Last week I gave a presentation at the Coventry University Faculty of Business and Law conference about cafés as important spaces of co-working (summarised in this blog post), and right on schedule a new piece of research has been produced which highlights another important function of café spaces – as places not only of co-working for independent workers, but as places where business and work takes place more generally.
The discount voucher website MyVoucherCodes has recently released some data which suggests that:
- 4/5 people in the UK have spent at least 3 ½ hours working from a coffee shop each week;
- 1/3 have closed a business deal (with an average value of £1,732);
- 67% said their place of work supported the idea of working from a coffee shop;
- 1 in 3 have attended a job interview in a coffee shop (although 43% of people are worried about lack of privacy in the coffee shop);
- the average working session in a coffee shop lasts for 93 minutes;
- the average worker spends up to £10 on food/drink for each time;

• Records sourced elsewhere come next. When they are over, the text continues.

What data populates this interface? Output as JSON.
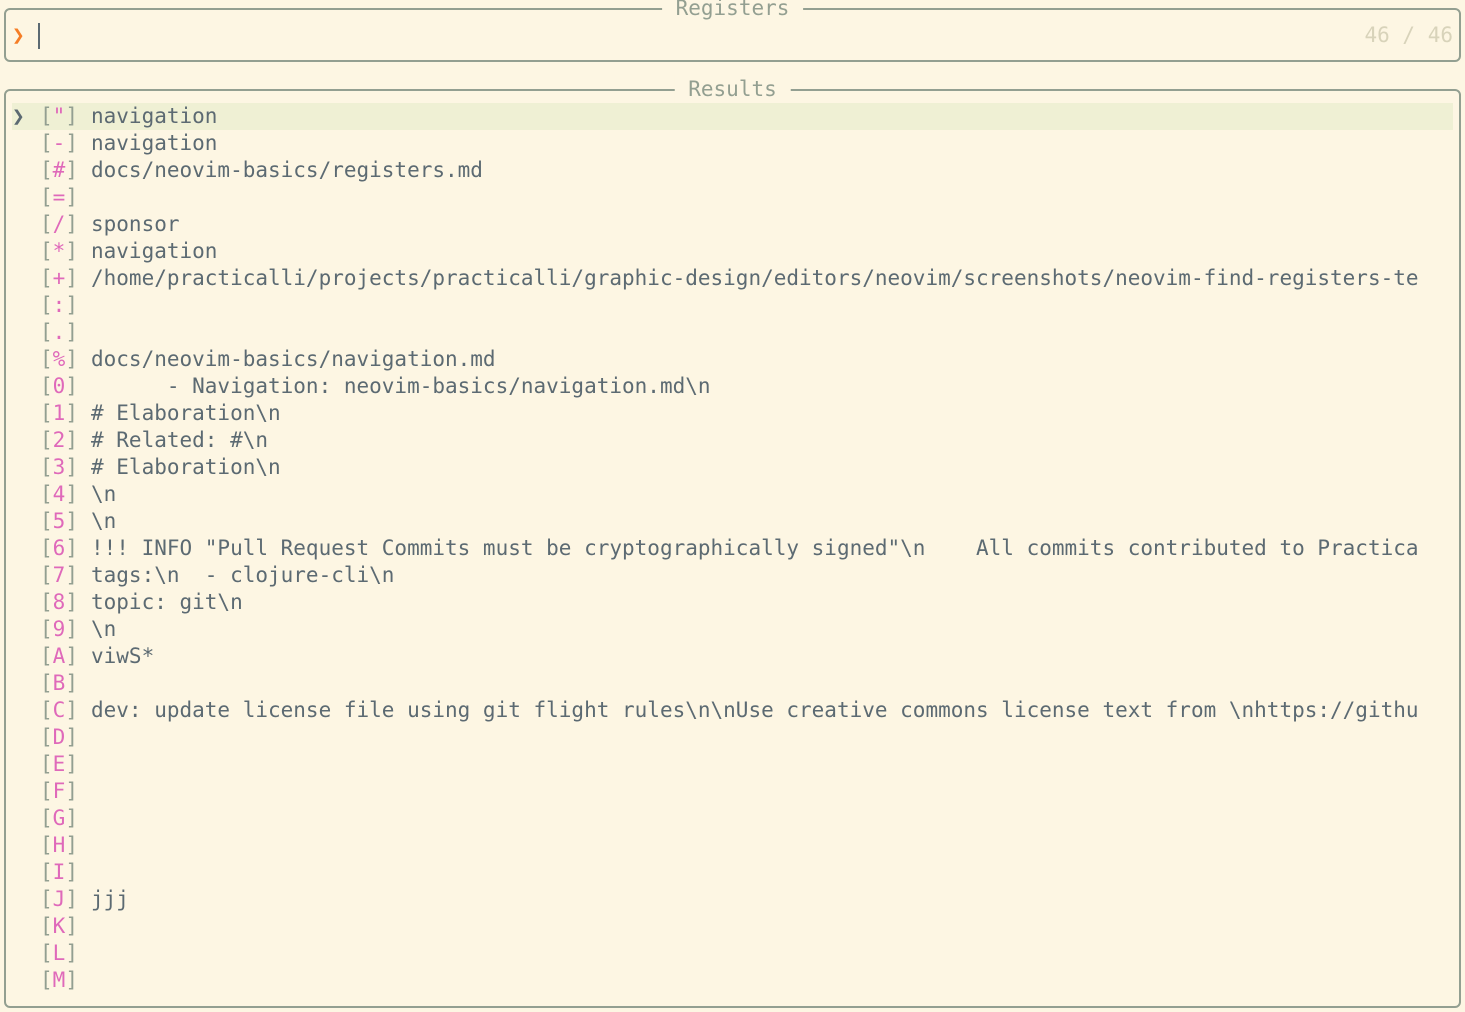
{
  "prompt": {
    "title": "Registers",
    "caret": "❯",
    "value": "",
    "count": "46 / 46"
  },
  "results": {
    "title": "Results",
    "selected_marker": "❯",
    "rows": [
      {
        "reg": "\"",
        "value": "navigation",
        "selected": true
      },
      {
        "reg": "-",
        "value": "navigation"
      },
      {
        "reg": "#",
        "value": "docs/neovim-basics/registers.md"
      },
      {
        "reg": "=",
        "value": ""
      },
      {
        "reg": "/",
        "value": "sponsor"
      },
      {
        "reg": "*",
        "value": "navigation"
      },
      {
        "reg": "+",
        "value": "/home/practicalli/projects/practicalli/graphic-design/editors/neovim/screenshots/neovim-find-registers-te"
      },
      {
        "reg": ":",
        "value": ""
      },
      {
        "reg": ".",
        "value": ""
      },
      {
        "reg": "%",
        "value": "docs/neovim-basics/navigation.md"
      },
      {
        "reg": "0",
        "value": "      - Navigation: neovim-basics/navigation.md\\n"
      },
      {
        "reg": "1",
        "value": "# Elaboration\\n"
      },
      {
        "reg": "2",
        "value": "# Related: #\\n"
      },
      {
        "reg": "3",
        "value": "# Elaboration\\n"
      },
      {
        "reg": "4",
        "value": "\\n"
      },
      {
        "reg": "5",
        "value": "\\n"
      },
      {
        "reg": "6",
        "value": "!!! INFO \"Pull Request Commits must be cryptographically signed\"\\n    All commits contributed to Practica"
      },
      {
        "reg": "7",
        "value": "tags:\\n  - clojure-cli\\n"
      },
      {
        "reg": "8",
        "value": "topic: git\\n"
      },
      {
        "reg": "9",
        "value": "\\n"
      },
      {
        "reg": "A",
        "value": "viwS*"
      },
      {
        "reg": "B",
        "value": ""
      },
      {
        "reg": "C",
        "value": "dev: update license file using git flight rules\\n\\nUse creative commons license text from \\nhttps://githu"
      },
      {
        "reg": "D",
        "value": ""
      },
      {
        "reg": "E",
        "value": ""
      },
      {
        "reg": "F",
        "value": ""
      },
      {
        "reg": "G",
        "value": ""
      },
      {
        "reg": "H",
        "value": ""
      },
      {
        "reg": "I",
        "value": ""
      },
      {
        "reg": "J",
        "value": "jjj"
      },
      {
        "reg": "K",
        "value": ""
      },
      {
        "reg": "L",
        "value": ""
      },
      {
        "reg": "M",
        "value": ""
      }
    ]
  },
  "colors": {
    "background": "#fdf6e3",
    "border": "#939f91",
    "text": "#5c6a72",
    "register": "#df69ba",
    "caret": "#f57d26",
    "selection": "#eff0d4",
    "counter": "#d8d3ba"
  }
}
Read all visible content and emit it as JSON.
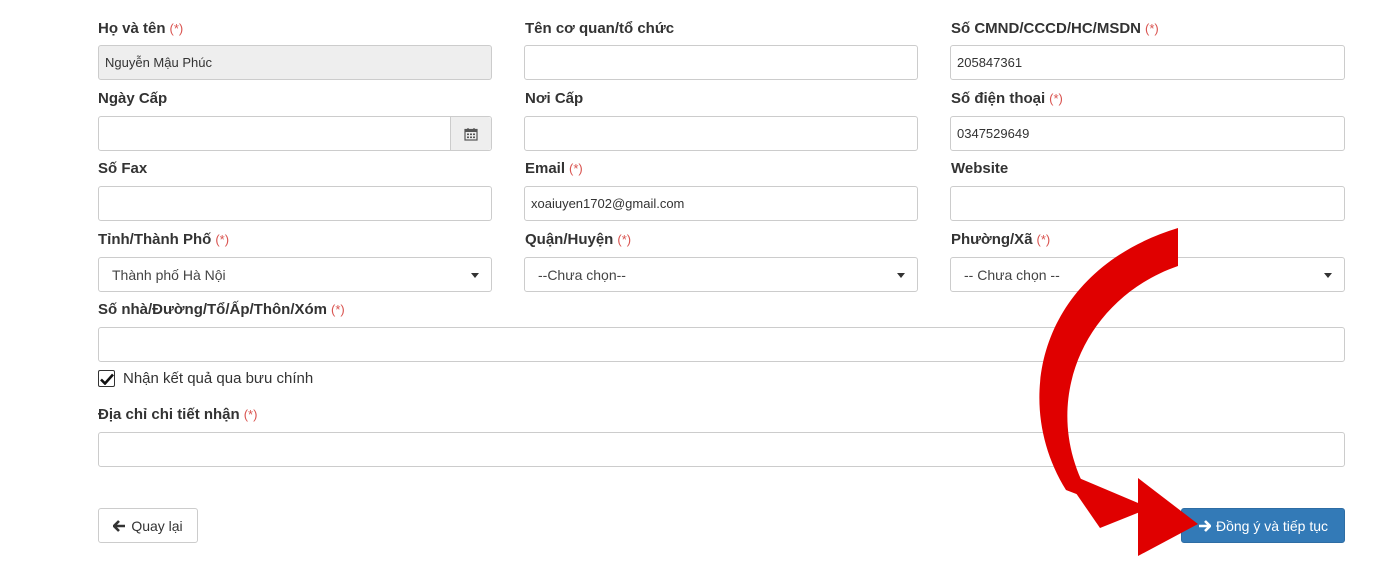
{
  "required_mark": "(*)",
  "fields": {
    "full_name": {
      "label": "Họ và tên",
      "value": "Nguyễn Mậu Phúc",
      "required": true
    },
    "organization": {
      "label": "Tên cơ quan/tổ chức",
      "value": ""
    },
    "id_number": {
      "label": "Số CMND/CCCD/HC/MSDN",
      "value": "205847361",
      "required": true
    },
    "issue_date": {
      "label": "Ngày Cấp",
      "value": ""
    },
    "issue_place": {
      "label": "Nơi Cấp",
      "value": ""
    },
    "phone": {
      "label": "Số điện thoại",
      "value": "0347529649",
      "required": true
    },
    "fax": {
      "label": "Số Fax",
      "value": ""
    },
    "email": {
      "label": "Email",
      "value": "xoaiuyen1702@gmail.com",
      "required": true
    },
    "website": {
      "label": "Website",
      "value": ""
    },
    "province": {
      "label": "Tỉnh/Thành Phố",
      "selected": "Thành phố Hà Nội",
      "required": true
    },
    "district": {
      "label": "Quận/Huyện",
      "selected": "--Chưa chọn--",
      "required": true
    },
    "ward": {
      "label": "Phường/Xã",
      "selected": "-- Chưa chọn --",
      "required": true
    },
    "street": {
      "label": "Số nhà/Đường/Tổ/Ấp/Thôn/Xóm",
      "value": "",
      "required": true
    },
    "postal_checkbox": {
      "label": "Nhận kết quả qua bưu chính",
      "checked": true
    },
    "delivery_address": {
      "label": "Địa chỉ chi tiết nhận",
      "value": "",
      "required": true
    }
  },
  "buttons": {
    "back": "Quay lại",
    "next": "Đồng ý và tiếp tục"
  },
  "icons": {
    "calendar": "calendar-icon",
    "back": "arrow-left-icon",
    "next": "arrow-right-icon",
    "caret": "caret-down-icon",
    "annotation": "curved-arrow-icon"
  },
  "colors": {
    "required": "#d9534f",
    "primary_button": "#337ab7",
    "annotation_arrow": "#e00000"
  }
}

- the average consumer spends over £2,160 a year working from a coffee shop in the UK (which is 8% of their salary), and this climbs to nearly £2,600 for the self-employed worker.
As I have continued to argue in my work, cafés are spaces of multiple possibilities from a places to simply get a coffee, places to seek solitude in public, to places where you can meet acquaintances to do business. They are important social, and increasingly economic spaces, in the urban (and sometimes not so urban) landscape.

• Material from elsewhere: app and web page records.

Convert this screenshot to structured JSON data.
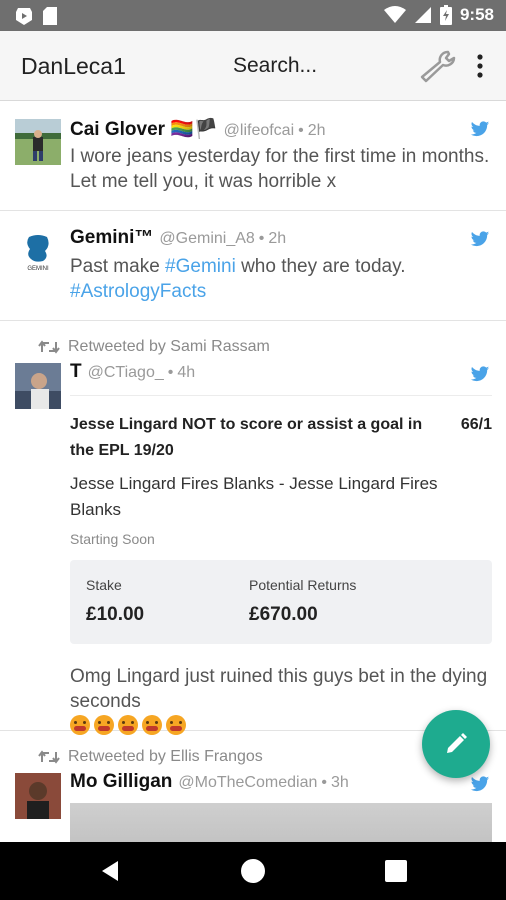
{
  "status_bar": {
    "time": "9:58"
  },
  "app_bar": {
    "title": "DanLeca1",
    "search_placeholder": "Search..."
  },
  "colors": {
    "accent": "#1eab8f",
    "twitter_blue": "#4aa3e8",
    "status_bar": "#6f6f6f"
  },
  "tweets": [
    {
      "name": "Cai Glover 🏳️‍🌈🏴",
      "handle": "@lifeofcai",
      "time": "2h",
      "text": "I wore jeans yesterday for the first time in months. Let me tell you, it was horrible x"
    },
    {
      "name": "Gemini™",
      "handle": "@Gemini_A8",
      "time": "2h",
      "text_prefix": "Past make ",
      "hashtag1": "#Gemini",
      "text_middle": " who they are today.",
      "hashtag2": "#AstrologyFacts",
      "avatar_caption": "GEMINI"
    },
    {
      "retweeted_by": "Retweeted by Sami Rassam",
      "name": "T",
      "handle": "@CTiago_",
      "time": "4h",
      "bet": {
        "title": "Jesse Lingard NOT to score or assist a goal in the EPL 19/20",
        "odds": "66/1",
        "subtitle": "Jesse Lingard Fires Blanks - Jesse Lingard Fires Blanks",
        "status": "Starting Soon",
        "stake_label": "Stake",
        "stake_value": "£10.00",
        "returns_label": "Potential Returns",
        "returns_value": "£670.00"
      },
      "text": "Omg Lingard just ruined this guys bet in the dying seconds"
    },
    {
      "retweeted_by": "Retweeted by Ellis Frangos",
      "name": "Mo Gilligan",
      "handle": "@MoTheComedian",
      "time": "3h"
    }
  ],
  "icons": {
    "bird": "twitter-bird-icon",
    "retweet": "retweet-icon",
    "wrench": "wrench-icon",
    "more": "more-vert-icon",
    "compose": "pencil-icon"
  }
}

“The data shows that coffee shop workers have great success in closing business deals, valued at an average of £1,732 each, representing an estimated £14.53 billion contribution to the UK economy” (Sunday Post, 2017).
This is not a small amount of money, and the importance of these café spaces in the urban landscape requires recognition. There are clearly a lot of people seeking alternative places than the traditional office to work and do business, for a variety of reasons. Increasingly businesses that provide coffee and work space or ‘co-working spaces’ are seen as more economical workspaces than rented office space too – and there are a range of examples that have been appearing across the globe (as I explored in my recent talk about co-working spaces), as well as a number of cafes which have sought to combine the coffee and workspace as part of their business model (TimberYard in London area a good example).
The findings of this piece of research are interesting, but require further investigation, not only in terms of considering the implications for people who want to work in cafés, but for the café industry itself – Do cafés encourage/discourage the use of their space for work? How do you manage the patterns discussed above when running a café? What are the implications of the ‘coffice economy’ – all things I have begun to explore and hope to continue to do so in the future.